Maputo is owned and operated by Henry and Verena Gaibor. Henry, a veteran
surgeon and war doctor and Verena a midwife; they met in Bujumbura, Burundi
while volunteering for Doctors Without Borders and United Nations. They have
since retired and dedicated themselves to producing excellent coffee. Maputo is a
very new farm with only three years in production and is quickly growing year over
year. Henry recently acquired the neighboring farm, La Nube, which will add
significantly to next year’s production. Henry is extremely methodical with his
coffee production and is just as dedicated and passionate as he once was with his
profession. He is doing everything right when it comes to picking, processing, and
drying and has his farm divided into different lots with different varieties. We are
lucky to offer examples of both the SL28 and the Typica this year and cannot wait
to have future offerings from this rising coffee star.
ORIGIN INFO
Coffee was introduced to Ecuador in the early 19th century and was one of their
top export crops into the 1970s. Ecuador has everything it takes to grow great
Arabica coffee for the specialty market, including high altitude, great soil and
weather. However, the 80s brought swift decline, the drop in coffee prices meant
tons of coffee went unharvested. Instead Ecuador has focused on producing lower
grade Robusta coffee for the soluble (instant) market even going so far as to
import cheap coffee from Vietnam. Interestingly, because it is cheaper for the
soluble industry to buy coffee from Vietnam than from it’s own domestic market,
Ecuador imports more coffee than it produces on it’s own soil. With the governments focus on high sales rather than high quality there has been little support
given to farmers to actually improve production. It is a long road back to producing
quality beans; many farms have been left untended, unfertilized, unpruned for
years. Fortunately, the efforts of a small number of farmers are beginning to pay off.

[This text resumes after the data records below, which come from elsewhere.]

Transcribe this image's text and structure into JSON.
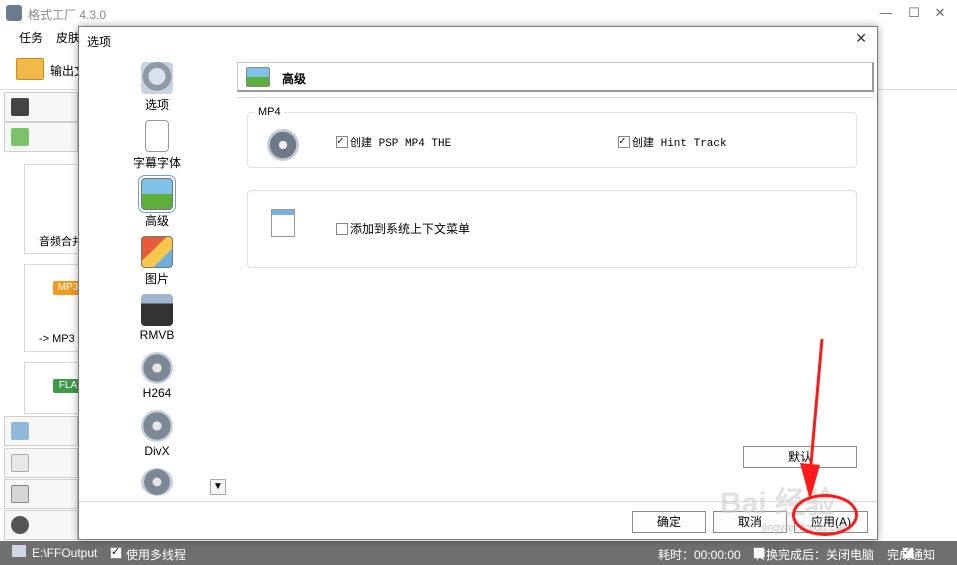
{
  "app": {
    "title": "格式工厂 4.3.0",
    "menu": [
      "任务",
      "皮肤"
    ],
    "toolbar_output_label": "输出文",
    "window_controls": [
      "—",
      "☐",
      "✕"
    ]
  },
  "left_panel": {
    "cards": [
      {
        "label": "音频合并"
      },
      {
        "badge": "MP3",
        "label": "-> MP3"
      },
      {
        "badge": "FLA",
        "label": ""
      }
    ]
  },
  "status_bar": {
    "output_path": "E:\\FFOutput",
    "multithread_label": "使用多线程",
    "elapsed_label": "耗时：00:00:00",
    "after_convert_label": "转换完成后：关闭电脑",
    "notify_label": "完成通知"
  },
  "dialog": {
    "title": "选项",
    "close_glyph": "✕",
    "nav": [
      {
        "label": "选项",
        "icon": "camera-reel-icon"
      },
      {
        "label": "字幕字体",
        "icon": "font-document-icon"
      },
      {
        "label": "高级",
        "icon": "landscape-icon",
        "active": true
      },
      {
        "label": "图片",
        "icon": "picture-icon"
      },
      {
        "label": "RMVB",
        "icon": "real-media-icon"
      },
      {
        "label": "H264",
        "icon": "film-reel-icon"
      },
      {
        "label": "DivX",
        "icon": "film-reel-icon"
      },
      {
        "label": "",
        "icon": "film-reel-icon"
      }
    ],
    "section_title": "高级",
    "mp4_group": {
      "legend": "MP4",
      "option1": "创建 PSP MP4 THE",
      "option1_checked": true,
      "option2": "创建 Hint Track",
      "option2_checked": true
    },
    "context_group": {
      "option": "添加到系统上下文菜单",
      "checked": false
    },
    "buttons": {
      "default": "默认",
      "ok": "确定",
      "cancel": "取消",
      "apply": "应用(A)"
    }
  },
  "watermark": {
    "text": "Bai 经验",
    "url": "jingyan.baidu.com"
  }
}
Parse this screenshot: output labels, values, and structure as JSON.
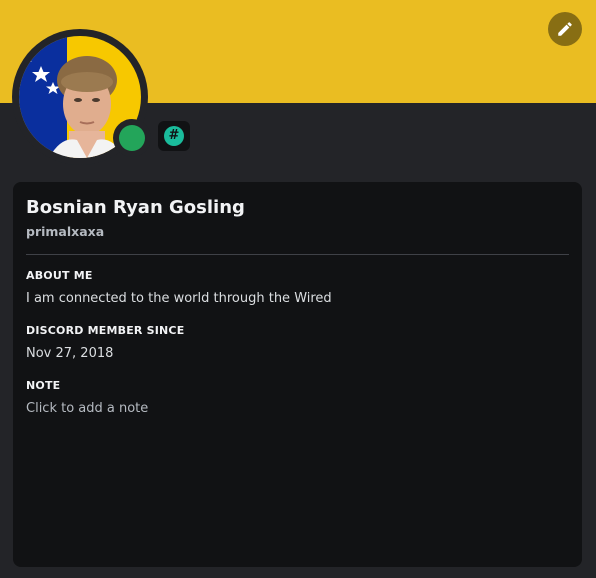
{
  "profile": {
    "display_name": "Bosnian Ryan Gosling",
    "username": "primalxaxa",
    "status": "online",
    "badge_symbol": "#"
  },
  "about_me": {
    "title": "ABOUT ME",
    "text": "I am connected to the world through the Wired"
  },
  "member_since": {
    "title": "DISCORD MEMBER SINCE",
    "date": "Nov 27, 2018"
  },
  "note": {
    "title": "NOTE",
    "placeholder": "Click to add a note"
  },
  "colors": {
    "banner": "#eabd22",
    "status_online": "#23a55a",
    "badge": "#1abc9c",
    "card_bg": "#111214",
    "page_bg": "#232428"
  },
  "icons": {
    "edit": "pencil-icon",
    "badge": "hashtag-badge-icon"
  }
}
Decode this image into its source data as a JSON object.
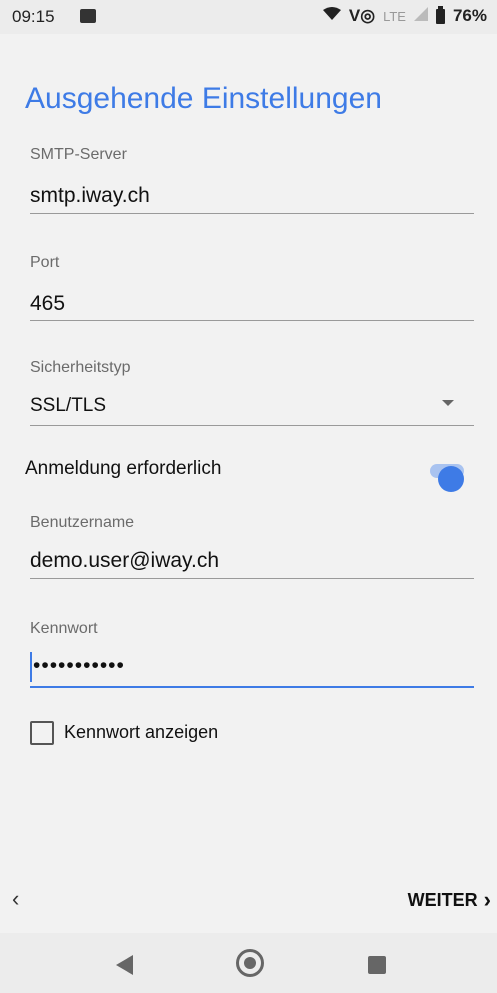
{
  "status": {
    "time": "09:15",
    "battery": "76%",
    "network": "LTE"
  },
  "title": "Ausgehende Einstellungen",
  "smtp": {
    "label": "SMTP-Server",
    "value": "smtp.iway.ch"
  },
  "port": {
    "label": "Port",
    "value": "465"
  },
  "security": {
    "label": "Sicherheitstyp",
    "value": "SSL/TLS"
  },
  "auth": {
    "label": "Anmeldung erforderlich",
    "enabled": true
  },
  "username": {
    "label": "Benutzername",
    "value": "demo.user@iway.ch"
  },
  "password": {
    "label": "Kennwort",
    "value": "•••••••••••"
  },
  "show_password": {
    "label": "Kennwort anzeigen",
    "checked": false
  },
  "nav": {
    "next_label": "WEITER"
  },
  "colors": {
    "accent": "#3e7be6",
    "toggle_track": "#a9c3f0"
  }
}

Interest in Ecuadorian coffee has grown and today some of the most respected
roasters and importers in the country are buying from Ecuador.